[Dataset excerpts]
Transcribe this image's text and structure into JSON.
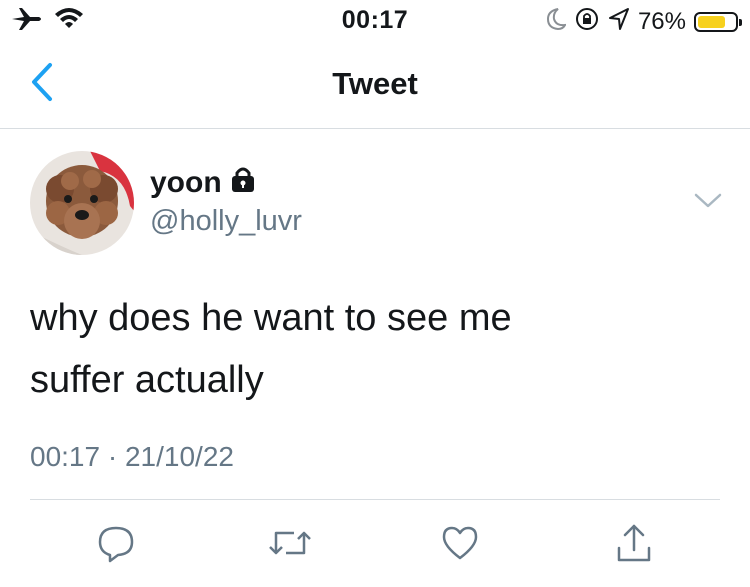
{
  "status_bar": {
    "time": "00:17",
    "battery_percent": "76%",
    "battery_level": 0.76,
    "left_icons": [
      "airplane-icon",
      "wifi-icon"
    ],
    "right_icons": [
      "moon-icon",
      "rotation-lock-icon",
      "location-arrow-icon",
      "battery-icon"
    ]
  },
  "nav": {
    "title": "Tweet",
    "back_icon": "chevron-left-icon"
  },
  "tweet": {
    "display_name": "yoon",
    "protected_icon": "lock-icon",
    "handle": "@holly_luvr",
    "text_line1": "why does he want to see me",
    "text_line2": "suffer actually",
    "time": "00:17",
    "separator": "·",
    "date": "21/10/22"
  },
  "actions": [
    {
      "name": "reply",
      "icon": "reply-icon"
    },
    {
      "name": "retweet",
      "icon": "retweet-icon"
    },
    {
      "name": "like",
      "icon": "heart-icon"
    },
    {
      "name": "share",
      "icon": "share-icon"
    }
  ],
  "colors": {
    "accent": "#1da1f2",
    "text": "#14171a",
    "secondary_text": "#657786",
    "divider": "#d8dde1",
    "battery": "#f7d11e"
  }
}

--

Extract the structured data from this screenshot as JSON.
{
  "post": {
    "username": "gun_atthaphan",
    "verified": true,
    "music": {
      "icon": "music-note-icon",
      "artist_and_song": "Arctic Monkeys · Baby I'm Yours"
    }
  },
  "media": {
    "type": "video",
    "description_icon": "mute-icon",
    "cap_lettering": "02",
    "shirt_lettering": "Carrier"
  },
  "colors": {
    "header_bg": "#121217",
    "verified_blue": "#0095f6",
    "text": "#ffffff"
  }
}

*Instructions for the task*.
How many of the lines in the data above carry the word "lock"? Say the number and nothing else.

*Answer for this exercise*.
2